Common areas for the development of the white skin spots include the hands, feet, arms, face, and lips. Areas of skin more frequently exposed to the sun appear more susceptible to vitiligo, possibly through trauma to the skin in the form of sunburn and free radical damage. Vitiligo disease may also lead to white patches on the skin around the groin and the armpits, around the mouth, eyes, nostrils, navel (belly button), and the genital region. The inside of a patient’s mouth may also undergo a loss of pigment and many sufferers notice that their hair turns grey earlier than their peers. The rate of skin discoloration varies widely between individuals with some experiencing no spread of the white skin patches and others undergoing a rapid loss of pigmentation across the body. Anecdotal evidence suggests that emotional stress and trauma can accelerate the progression of vitiligo although no research evidence is available to support this hypothesis due to the ethical constraints of such research.
Diagnosing vitiligo usually involves a medical history and physical examination. Family medical history will also form part of the diagnosis as a doctor will likely ask if others in the patient’s family suffer from skin diseases or autoimmune diseases. For patients with grey hair they may be asked if their hair lost pigment prior to their 40th birthday, and all patients are asked about skin trauma such as sunburn, rashes, and things such as eczema and psoriasis. Patients with other skin problems may be asked about their eczema treatment, or psoriasis treatment using topical steroid creams or other therapies as well as sensitivity to the sun, current and previous emotional stress and physical illness. Following a medical history and family history, the doctor may take a blood sample to test hormone levels and vitamin B12 status, and a small skin sample (biopsy), and conduct an eye examination. Treatments will usually not be prescribed until the test results have returned but the doctor will likely discuss possible vitiligo treatments with a patient first to determine any preference in how to approach the management of the skin condition.

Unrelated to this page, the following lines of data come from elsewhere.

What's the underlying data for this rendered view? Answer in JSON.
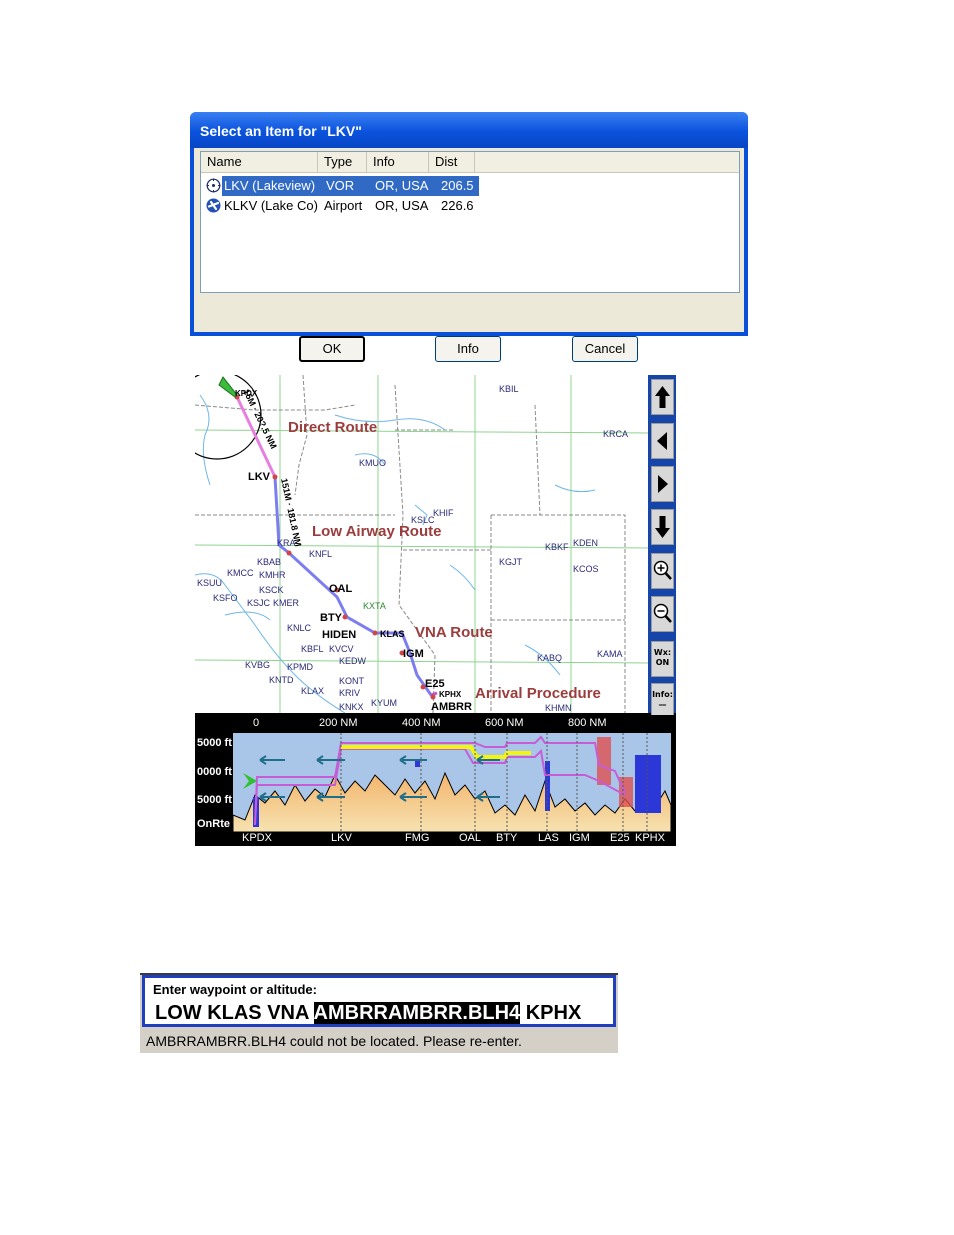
{
  "dialog": {
    "title": "Select an Item for \"LKV\"",
    "columns": [
      "Name",
      "Type",
      "Info",
      "Dist"
    ],
    "rows": [
      {
        "name": "LKV (Lakeview)",
        "type": "VOR",
        "info": "OR, USA",
        "dist": "206.5",
        "icon": "vor-icon",
        "selected": true
      },
      {
        "name": "KLKV (Lake Co)",
        "type": "Airport",
        "info": "OR, USA",
        "dist": "226.6",
        "icon": "airport-icon",
        "selected": false
      }
    ],
    "buttons": {
      "ok": "OK",
      "info": "Info",
      "cancel": "Cancel"
    }
  },
  "map": {
    "route_labels": {
      "direct": "Direct Route",
      "low_airway": "Low Airway Route",
      "vna": "VNA Route",
      "arrival": "Arrival Procedure"
    },
    "leg_labels": {
      "leg1": "15M · 20?.5 NM",
      "leg2": "151M · 181.8 NM"
    },
    "waypoints": [
      "KPDX",
      "LKV",
      "OAL",
      "BTY",
      "HIDEN",
      "KLAS",
      "IGM",
      "E25",
      "KPHX",
      "AMBRR"
    ],
    "airports": [
      "KBIL",
      "KRCA",
      "KMUO",
      "KHIF",
      "KSLC",
      "KDEN",
      "KBKF",
      "KGJT",
      "KCOS",
      "KNFL",
      "KBAB",
      "KMCC",
      "KMHR",
      "KSUU",
      "KSCK",
      "KSFO",
      "KSJC",
      "KMER",
      "KXTA",
      "KNLC",
      "KBFL",
      "KVCV",
      "KEDW",
      "KVBG",
      "KPMD",
      "KABQ",
      "KAMA",
      "KNTD",
      "KONT",
      "KLAX",
      "KRIV",
      "KYUM",
      "KNKX",
      "KHMN",
      "KRA"
    ],
    "side_buttons": {
      "wx": "Wx:\nON",
      "info": "Info:\n—"
    },
    "colors": {
      "direct": "#e77fe0",
      "airway": "#6f6ff2",
      "procedure": "#c94fc9",
      "label": "#9b3d3d"
    }
  },
  "profile": {
    "altitude_labels": [
      "5000 ft",
      "0000 ft",
      "5000 ft",
      "OnRte"
    ],
    "distance_labels": [
      "0",
      "200 NM",
      "400 NM",
      "600 NM",
      "800 NM"
    ],
    "waypoint_labels": [
      "KPDX",
      "LKV",
      "FMG",
      "OAL",
      "BTY",
      "LAS",
      "IGM",
      "E25",
      "KPHX"
    ]
  },
  "entry": {
    "prompt": "Enter waypoint or altitude:",
    "before": "LOW KLAS VNA ",
    "highlighted": "AMBRRAMBRR.BLH4",
    "after": " KPHX",
    "message": "AMBRRAMBRR.BLH4 could not be located. Please re-enter."
  }
}
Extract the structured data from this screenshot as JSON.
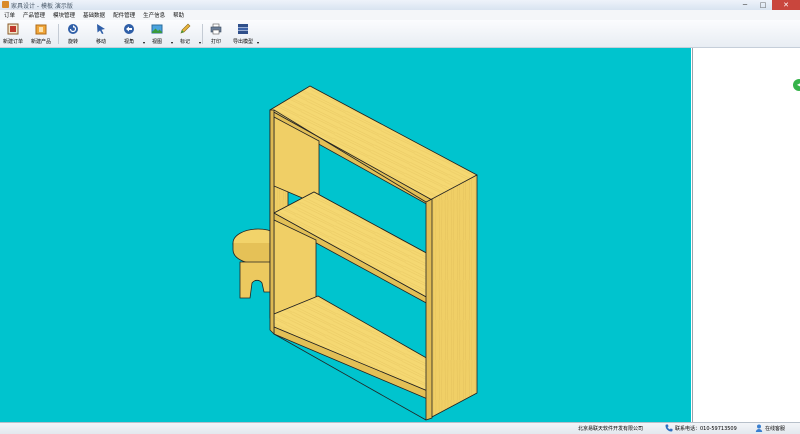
{
  "window": {
    "title": "家具设计 - 模板 演示版",
    "controls": {
      "minimize": "─",
      "maximize": "□",
      "close": "✕"
    }
  },
  "menu": [
    "订单",
    "产品管理",
    "模块管理",
    "基础数据",
    "配件管理",
    "生产信息",
    "帮助"
  ],
  "toolbar": {
    "new_order": "新建订单",
    "new_product": "新建产品",
    "rotate": "旋转",
    "move": "移动",
    "view": "视角",
    "image_view": "视图",
    "mark": "标记",
    "print": "打印",
    "export_model": "导出模型"
  },
  "status": {
    "company": "北京易联天软件开发有限公司",
    "phone": "联系电话：010-59713509",
    "online": "在线客服"
  },
  "colors": {
    "viewport_bg": "#00c4ce",
    "wood_face": "#f2d36a",
    "wood_side": "#e5c157",
    "wood_edge": "#caa53f",
    "online_green": "#36b34a"
  }
}
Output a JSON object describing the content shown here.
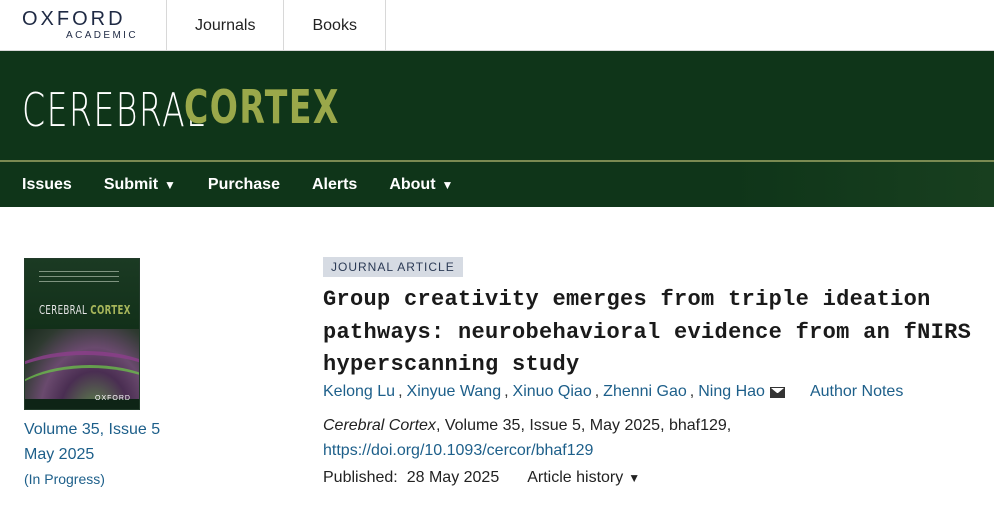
{
  "topbar": {
    "logo_main": "OXFORD",
    "logo_sub": "ACADEMIC",
    "nav": [
      "Journals",
      "Books"
    ]
  },
  "banner": {
    "journal_name_part1": "CEREBRAL",
    "journal_name_part2": "CORTEX"
  },
  "nav": {
    "issues": "Issues",
    "submit": "Submit",
    "purchase": "Purchase",
    "alerts": "Alerts",
    "about": "About",
    "caret": "▼"
  },
  "cover": {
    "title_part1": "CEREBRAL",
    "title_part2": "CORTEX",
    "publisher": "OXFORD"
  },
  "issue": {
    "volume": "Volume 35, Issue 5",
    "date": "May 2025",
    "status": "(In Progress)"
  },
  "article": {
    "type_badge": "JOURNAL ARTICLE",
    "title_line1": "Group creativity emerges from triple ideation",
    "title_line2": "pathways: neurobehavioral evidence from an fNIRS",
    "title_line3": "hyperscanning study",
    "authors": [
      "Kelong Lu",
      "Xinyue Wang",
      "Xinuo Qiao",
      "Zhenni Gao",
      "Ning Hao"
    ],
    "author_separator": ",",
    "author_notes": "Author Notes",
    "citation_journal": "Cerebral Cortex",
    "citation_rest": ", Volume 35, Issue 5, May 2025, bhaf129,",
    "doi": "https://doi.org/10.1093/cercor/bhaf129",
    "published_label": "Published:",
    "published_date": "28 May 2025",
    "history_label": "Article history",
    "history_caret": "▼"
  },
  "colors": {
    "banner_green": "#0f3519",
    "cortex_olive": "#9aa84a",
    "link_blue": "#1d5f8a",
    "badge_bg": "#d6dbe3"
  },
  "icons": {
    "mail": "mail-icon"
  }
}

The extent of the hypopigmentation will also determine the type of treatment a patient receives, as will any other medical conditions the patient suffers from. The treatment options for vitiligo include surgery, medications, and support although most aim to restore some degree of colour to the white patches of skin. A number of treatments for vitiligo can have harmful side-effects, which may lead patients to forego such therapy in favour of techniques such as vitiligo cover up using special vitiligo makeup instead. Where an immune system malfunction is thought to blame for vitiligo, a patient may be given a steroid cream to use. However, steroid creams may not be recommended for long-term use as they can thin the skin and make a patient more susceptible to other skin problems. Oral medications, plus UVA light therapy (PUVA), and depigmentation of other skin areas to match the white patches are all other treatment options for vitiligo sufferers. Other patients may decide to undergo surgery including skin grafts to cover small patches of vitiligo, or the use of tattoos to add colour to the white patches of skin.
All vitiligo patients are advised to use broad-spectrum sunscreen as the areas of hypopigmentation are at a higher risk of sun damage and can increase the possibility of skin cancer developing. Patients with vitiligo are encouraged to find a doctor experienced in treating skin disorders, with general practitioners often referring patients to a skin specialist (dermatologist) for further guidance. The alteration in appearance can be highly distressing for many patients and they may wish to find a local support group or online group to help them cope with the emotional effects of vitiligo. Family and friends are another great source of support for many patients and it is, therefore, important that they know what vitiligo is, that it is not contagious, and what they can do to help.